In PROMISE, a composite primary end point for events was lower than historical rates. More CCTA patients had cardiac catheterization (12.2% versus 8.1% for functional stress testing). The frequency of catheterization showing no obstructive disease was significantly lower in the CCTA group at 3.2% than with functional stress testing (6.2%). Radiation doses were significantly lower with CCTA than functional testing.
The radiation dose advantage with CCTA "is particularly intriguing, because more CCTA patients received cardiac catheterization," the authors wrote.
Both trials had similar rates of invasive coronary angiography -- 12% within six weeks (SCOT-HEART) or 12% at 90 days (PROMISE). In both, CCTA was associated with increased use of percutaneous coronary intervention and coronary artery bypass surgery.
The study design allowed SCOT-HEART to evaluate changes in diagnostic thinking, "including changes in diagnostic certainty and frequency and in plans for testing and subsequent care within the CCTA arm," the authors wrote. "In contrast, outcomes in PROMISE were on the basis of long-term comparisons of clinical events."
Patients with stable chest pain are at low risk of clinical events, regardless of the choice of diagnostic test, the authors concluded. They confirmed that patients with stable chest pain are at lower risk for clinical events than previously thought, despite having a pretest probability of obstructive disease according to traditional risk-scoring systems.

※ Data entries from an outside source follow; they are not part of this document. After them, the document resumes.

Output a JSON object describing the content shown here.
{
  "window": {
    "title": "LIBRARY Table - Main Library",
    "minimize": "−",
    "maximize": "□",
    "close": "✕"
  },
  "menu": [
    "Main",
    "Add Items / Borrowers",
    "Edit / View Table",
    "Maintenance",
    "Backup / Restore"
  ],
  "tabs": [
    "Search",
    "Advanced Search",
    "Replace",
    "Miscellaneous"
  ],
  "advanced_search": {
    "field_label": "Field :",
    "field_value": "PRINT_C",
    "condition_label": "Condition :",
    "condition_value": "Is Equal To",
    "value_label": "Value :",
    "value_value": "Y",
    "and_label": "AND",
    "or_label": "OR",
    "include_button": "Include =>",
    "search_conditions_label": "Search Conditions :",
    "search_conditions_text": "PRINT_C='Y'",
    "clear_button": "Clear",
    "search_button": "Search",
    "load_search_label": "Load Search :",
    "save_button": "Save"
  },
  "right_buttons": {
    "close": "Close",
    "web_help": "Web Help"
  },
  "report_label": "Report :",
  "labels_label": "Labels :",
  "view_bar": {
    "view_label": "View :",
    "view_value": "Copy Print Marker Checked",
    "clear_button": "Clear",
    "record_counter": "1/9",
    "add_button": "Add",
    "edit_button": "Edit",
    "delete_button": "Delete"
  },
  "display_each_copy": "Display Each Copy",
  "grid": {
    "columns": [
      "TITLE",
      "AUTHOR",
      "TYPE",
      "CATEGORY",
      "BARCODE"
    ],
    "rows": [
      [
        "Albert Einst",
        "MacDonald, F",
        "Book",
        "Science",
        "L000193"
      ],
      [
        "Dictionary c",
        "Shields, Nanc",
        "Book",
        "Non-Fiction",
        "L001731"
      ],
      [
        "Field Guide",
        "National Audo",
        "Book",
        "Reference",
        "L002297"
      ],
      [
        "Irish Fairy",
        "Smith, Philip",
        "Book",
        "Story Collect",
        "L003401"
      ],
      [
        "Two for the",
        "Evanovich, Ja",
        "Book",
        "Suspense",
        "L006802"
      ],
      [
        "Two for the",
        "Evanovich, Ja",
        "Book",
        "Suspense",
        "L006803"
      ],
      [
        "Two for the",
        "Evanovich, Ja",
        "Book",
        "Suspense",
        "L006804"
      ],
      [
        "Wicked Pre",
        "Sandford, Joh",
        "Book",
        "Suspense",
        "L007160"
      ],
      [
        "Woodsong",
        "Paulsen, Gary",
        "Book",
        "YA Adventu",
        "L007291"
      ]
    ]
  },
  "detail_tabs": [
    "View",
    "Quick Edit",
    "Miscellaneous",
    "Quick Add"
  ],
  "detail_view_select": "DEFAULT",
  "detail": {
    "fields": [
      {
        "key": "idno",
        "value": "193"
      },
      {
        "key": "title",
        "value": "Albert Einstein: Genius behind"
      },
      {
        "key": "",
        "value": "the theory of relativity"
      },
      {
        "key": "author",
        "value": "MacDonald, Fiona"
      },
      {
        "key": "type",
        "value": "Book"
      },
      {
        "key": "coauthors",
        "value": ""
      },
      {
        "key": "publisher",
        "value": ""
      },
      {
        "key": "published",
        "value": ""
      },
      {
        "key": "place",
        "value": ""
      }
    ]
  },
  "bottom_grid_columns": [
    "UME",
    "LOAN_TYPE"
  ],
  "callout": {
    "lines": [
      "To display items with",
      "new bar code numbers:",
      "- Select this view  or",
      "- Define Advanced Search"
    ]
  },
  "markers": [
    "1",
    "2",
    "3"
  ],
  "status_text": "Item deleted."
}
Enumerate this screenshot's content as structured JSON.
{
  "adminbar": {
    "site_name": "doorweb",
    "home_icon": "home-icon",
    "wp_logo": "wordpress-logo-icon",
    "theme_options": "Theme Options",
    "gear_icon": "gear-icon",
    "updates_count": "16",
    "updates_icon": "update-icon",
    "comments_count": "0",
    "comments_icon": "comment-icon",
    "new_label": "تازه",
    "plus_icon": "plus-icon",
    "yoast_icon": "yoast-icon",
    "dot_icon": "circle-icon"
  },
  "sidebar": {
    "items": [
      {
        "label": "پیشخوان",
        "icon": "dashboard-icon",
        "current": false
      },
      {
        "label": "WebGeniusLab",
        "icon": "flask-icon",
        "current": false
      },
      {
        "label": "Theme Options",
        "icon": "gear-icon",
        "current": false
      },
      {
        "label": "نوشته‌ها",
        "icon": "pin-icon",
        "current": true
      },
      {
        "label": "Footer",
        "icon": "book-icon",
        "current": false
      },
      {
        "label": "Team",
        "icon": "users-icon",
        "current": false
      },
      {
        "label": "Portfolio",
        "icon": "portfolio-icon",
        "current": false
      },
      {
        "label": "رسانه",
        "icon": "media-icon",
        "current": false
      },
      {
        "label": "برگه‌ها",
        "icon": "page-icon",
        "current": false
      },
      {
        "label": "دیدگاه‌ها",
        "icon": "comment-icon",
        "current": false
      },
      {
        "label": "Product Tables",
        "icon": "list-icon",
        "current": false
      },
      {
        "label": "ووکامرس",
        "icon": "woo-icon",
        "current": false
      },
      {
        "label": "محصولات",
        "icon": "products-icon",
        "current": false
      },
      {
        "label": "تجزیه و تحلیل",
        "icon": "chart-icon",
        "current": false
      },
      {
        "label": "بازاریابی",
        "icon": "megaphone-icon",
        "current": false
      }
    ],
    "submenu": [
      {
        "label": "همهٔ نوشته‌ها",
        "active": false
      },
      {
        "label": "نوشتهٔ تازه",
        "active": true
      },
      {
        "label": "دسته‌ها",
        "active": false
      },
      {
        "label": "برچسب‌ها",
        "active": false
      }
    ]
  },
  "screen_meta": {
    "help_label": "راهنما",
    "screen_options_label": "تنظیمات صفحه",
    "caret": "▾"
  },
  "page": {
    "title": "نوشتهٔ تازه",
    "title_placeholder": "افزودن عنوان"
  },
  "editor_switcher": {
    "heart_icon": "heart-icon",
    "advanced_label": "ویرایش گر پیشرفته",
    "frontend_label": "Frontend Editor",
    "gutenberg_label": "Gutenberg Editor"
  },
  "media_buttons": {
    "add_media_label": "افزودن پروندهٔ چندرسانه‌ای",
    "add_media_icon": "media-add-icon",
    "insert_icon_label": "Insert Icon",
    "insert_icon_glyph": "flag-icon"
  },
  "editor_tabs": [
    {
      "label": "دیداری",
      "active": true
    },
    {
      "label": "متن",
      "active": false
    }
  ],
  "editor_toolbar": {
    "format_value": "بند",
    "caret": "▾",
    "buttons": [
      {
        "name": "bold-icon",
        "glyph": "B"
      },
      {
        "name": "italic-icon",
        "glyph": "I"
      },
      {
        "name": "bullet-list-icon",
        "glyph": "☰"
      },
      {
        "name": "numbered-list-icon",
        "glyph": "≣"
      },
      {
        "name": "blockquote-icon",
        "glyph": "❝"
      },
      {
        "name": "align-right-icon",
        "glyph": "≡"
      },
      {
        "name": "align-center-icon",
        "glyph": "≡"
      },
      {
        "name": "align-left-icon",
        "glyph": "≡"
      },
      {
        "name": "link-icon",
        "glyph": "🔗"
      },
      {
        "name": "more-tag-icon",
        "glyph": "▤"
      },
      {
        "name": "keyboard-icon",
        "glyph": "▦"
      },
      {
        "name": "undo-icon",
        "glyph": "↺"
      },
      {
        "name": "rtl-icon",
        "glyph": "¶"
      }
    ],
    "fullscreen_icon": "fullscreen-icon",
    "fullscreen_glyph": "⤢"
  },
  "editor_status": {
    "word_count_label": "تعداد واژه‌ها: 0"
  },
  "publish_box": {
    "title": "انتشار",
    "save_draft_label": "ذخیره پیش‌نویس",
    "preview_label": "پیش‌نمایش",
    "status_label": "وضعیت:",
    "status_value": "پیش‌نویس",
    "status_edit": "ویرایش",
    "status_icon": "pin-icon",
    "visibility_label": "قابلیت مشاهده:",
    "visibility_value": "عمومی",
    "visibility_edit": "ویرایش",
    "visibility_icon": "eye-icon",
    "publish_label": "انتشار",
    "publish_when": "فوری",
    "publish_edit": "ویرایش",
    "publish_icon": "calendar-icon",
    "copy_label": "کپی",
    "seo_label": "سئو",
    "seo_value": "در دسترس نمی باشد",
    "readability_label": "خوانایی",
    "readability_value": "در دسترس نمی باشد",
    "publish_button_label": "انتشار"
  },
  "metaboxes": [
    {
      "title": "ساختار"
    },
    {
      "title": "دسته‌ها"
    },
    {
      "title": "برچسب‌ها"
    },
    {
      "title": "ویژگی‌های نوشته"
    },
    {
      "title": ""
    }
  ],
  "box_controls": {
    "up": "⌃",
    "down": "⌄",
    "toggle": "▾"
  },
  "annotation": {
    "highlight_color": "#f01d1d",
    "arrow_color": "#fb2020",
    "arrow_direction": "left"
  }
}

Two-thirds of all noninvasive imaging tests for suspected coronary disease are negative or represent nonobstructive disease, the group noted.
How to examine patients
The SCOT-HEART results favor the combination of treadmill testing followed by CCTA as a first-line diagnostic strategy that enhances certainty and shows a trend toward reducing cardiac events over treadmill tests alone.
CCTA may be favored if additional CT imaging is required, such as a triple rule-out study for suspected pulmonary embolism or aortic dissection. It may also be favored if an intrathoracic pathology such as pericardial disease is suspected, or if CT is expected to alter patient management, the team wrote.
Stress echocardiography or cardiac MR might be preferred in a highly radiosensitive population, or when valvular, pericardial, or congenital abnormalities are suspected. ETT alone might be enough in a radiosensitive population or to cut costs in a very low-risk population, the authors wrote.
"These are more nuanced choices" that doctors can make, Fordyce said. "When are you going to choose one or the other? If you're seeing a patient and you're worried they might also have valvular disease and they're short of breath, don't do a CCTA, get an echo. Or if they're young, maybe they're female and they're having chest pain, you may want to shy away from a nuclear scan where you're going to expose them to radiation. Maybe you want a treadmill if your pretest probability is on the lower limit. It's sort of to say we can be a little bit thoughtful now that we can order either/or."
Fractional flow reserve CT (FFRCT) is going to be a useful tool going forward because it can provide information on obstructive disease and ischemia in a single CT exam, he added.
Finally, a study presented at the American College of Cardiology meeting last year found that CCTA costs are reasonable in that it doesn't find excessive disease that drives up costs and procedure numbers, Fordyce said.